30 years ago in PGN

136

Sen. moves to ban gay officers

Former Pennsylvania Sen. Clarence Bell introduced a bill Jan. 16 that would prohibit openly gay individuals from obtaining employment at numerous state agencies.

The bill would have banned openly gay individuals, along with sex offenders, from being hired as state police officers or corrections workers or in positions where they could come into contact with mentally ill, mentally retarded or physically handicapped patients, as well as juveniles and orphans.

According to the bill, an employer who knowingly hires an “admitted homosexual” could be fired, fined up to $300 and imprisoned for up to 90 days.

A similar bill was introduced in the previous legislative session but did not pass.

Bell served six years in the Pennsylvania House and 41 in the Senate, and at the time of his death in 2002 was the longest-serving public official in the state.

Mayor shares screen with Anita Bryant

Pittsburgh mayor Richard Caliguiri appeared on a fundraising telethon on Christian talk show “The 700 Club” alongside antigay crusader Anita Bryant.

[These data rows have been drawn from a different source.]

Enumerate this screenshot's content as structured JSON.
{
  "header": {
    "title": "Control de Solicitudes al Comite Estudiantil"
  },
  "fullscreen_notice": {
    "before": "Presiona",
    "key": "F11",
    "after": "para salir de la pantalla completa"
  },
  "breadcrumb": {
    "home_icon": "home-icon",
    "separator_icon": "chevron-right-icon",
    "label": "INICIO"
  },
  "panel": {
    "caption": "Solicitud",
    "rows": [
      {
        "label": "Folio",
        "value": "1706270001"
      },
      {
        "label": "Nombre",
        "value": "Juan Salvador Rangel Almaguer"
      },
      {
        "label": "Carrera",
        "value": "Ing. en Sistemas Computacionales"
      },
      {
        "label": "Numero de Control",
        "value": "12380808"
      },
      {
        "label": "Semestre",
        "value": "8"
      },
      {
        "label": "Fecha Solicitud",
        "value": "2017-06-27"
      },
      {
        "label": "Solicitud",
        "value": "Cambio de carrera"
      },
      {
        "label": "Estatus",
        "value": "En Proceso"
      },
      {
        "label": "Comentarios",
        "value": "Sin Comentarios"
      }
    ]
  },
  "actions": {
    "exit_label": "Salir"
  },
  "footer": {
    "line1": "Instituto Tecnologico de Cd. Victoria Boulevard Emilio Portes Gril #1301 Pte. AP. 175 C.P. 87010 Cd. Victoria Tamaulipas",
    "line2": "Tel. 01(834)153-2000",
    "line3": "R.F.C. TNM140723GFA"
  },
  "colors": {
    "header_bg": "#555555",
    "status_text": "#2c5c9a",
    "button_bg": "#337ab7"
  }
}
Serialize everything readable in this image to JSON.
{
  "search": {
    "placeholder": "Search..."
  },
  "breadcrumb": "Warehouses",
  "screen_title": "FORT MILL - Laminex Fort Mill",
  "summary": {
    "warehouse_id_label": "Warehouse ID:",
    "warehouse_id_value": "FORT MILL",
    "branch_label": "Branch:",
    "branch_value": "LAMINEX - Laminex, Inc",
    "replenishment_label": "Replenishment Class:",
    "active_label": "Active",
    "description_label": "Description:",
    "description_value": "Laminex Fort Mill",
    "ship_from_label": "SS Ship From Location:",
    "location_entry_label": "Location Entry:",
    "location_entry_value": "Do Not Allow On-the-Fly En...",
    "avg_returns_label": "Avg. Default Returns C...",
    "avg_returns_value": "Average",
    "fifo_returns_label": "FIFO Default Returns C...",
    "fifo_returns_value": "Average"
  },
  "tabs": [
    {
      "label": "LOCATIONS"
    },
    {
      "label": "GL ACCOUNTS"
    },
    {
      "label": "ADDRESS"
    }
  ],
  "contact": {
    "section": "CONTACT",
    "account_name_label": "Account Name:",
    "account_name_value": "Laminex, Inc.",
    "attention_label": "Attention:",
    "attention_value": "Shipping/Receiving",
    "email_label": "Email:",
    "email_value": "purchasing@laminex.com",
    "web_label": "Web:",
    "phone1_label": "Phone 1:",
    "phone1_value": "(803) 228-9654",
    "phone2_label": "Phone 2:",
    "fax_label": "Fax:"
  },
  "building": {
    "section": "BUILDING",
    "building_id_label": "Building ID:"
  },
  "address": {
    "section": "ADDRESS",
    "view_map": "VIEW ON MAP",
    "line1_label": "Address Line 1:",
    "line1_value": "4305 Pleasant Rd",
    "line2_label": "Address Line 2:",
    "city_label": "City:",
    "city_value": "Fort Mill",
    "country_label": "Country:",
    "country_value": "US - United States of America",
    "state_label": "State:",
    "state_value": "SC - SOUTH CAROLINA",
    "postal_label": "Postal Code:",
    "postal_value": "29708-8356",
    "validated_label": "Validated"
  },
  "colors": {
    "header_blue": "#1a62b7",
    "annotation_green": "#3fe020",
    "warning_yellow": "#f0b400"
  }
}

In an ad for the telethon, Caliguiri was included as one of several “notables in the fields of sports, entertainment, education and government” slated to participate in the telethon, which sought to “highlight the international work of the viewer-supported ‘700 Club’ and its worldwide counseling ministry.”

In addition to Bryant, the telethon, hosted by “The 700 Club” host and founder of Christian Broadcasting Network Pat Robertson, featured Christian musicians Pat and Debby Boone and author Dr. Norman Vincent Peale.

Caliguiri had already drawn the ire of the Pittsburgh LGBT community when he commented that gay bars in the city were “an affront to all of Pittsburgh.”

Community lays legislative goals

Attendees at the Lesbian and Gay Town Meetings held in December and January formulated a list of legislative demands for candidates in the May 1979 primary election.

The LGBT platform called on the mayoral candidates to pledge to issue a proclamation banning discrimination against LGBT employees in city agencies and private firms that contract with the city. The community also urged candidates to create a Mayor’s Council on Sexual Minorities, similar to a state-level agency that existed at the time.

The platform also demanded that City Council pass a comprehensive gay-rights bill that would include sexual orientation in the city’s nondiscrimination law, and encouraged the police commissioner to institute training for police officers on how to approach issues involving the LGBT community.

“The point of this platform is to get the candidates’ position on the record,” said Larry Gross, who oversaw the formulation of the platform. “From this platform we can discuss what candidates we are interested in and how much we’ll expect from them.”

City Council expanded the city’s nondiscrimination law to include the LGBT community in 1982.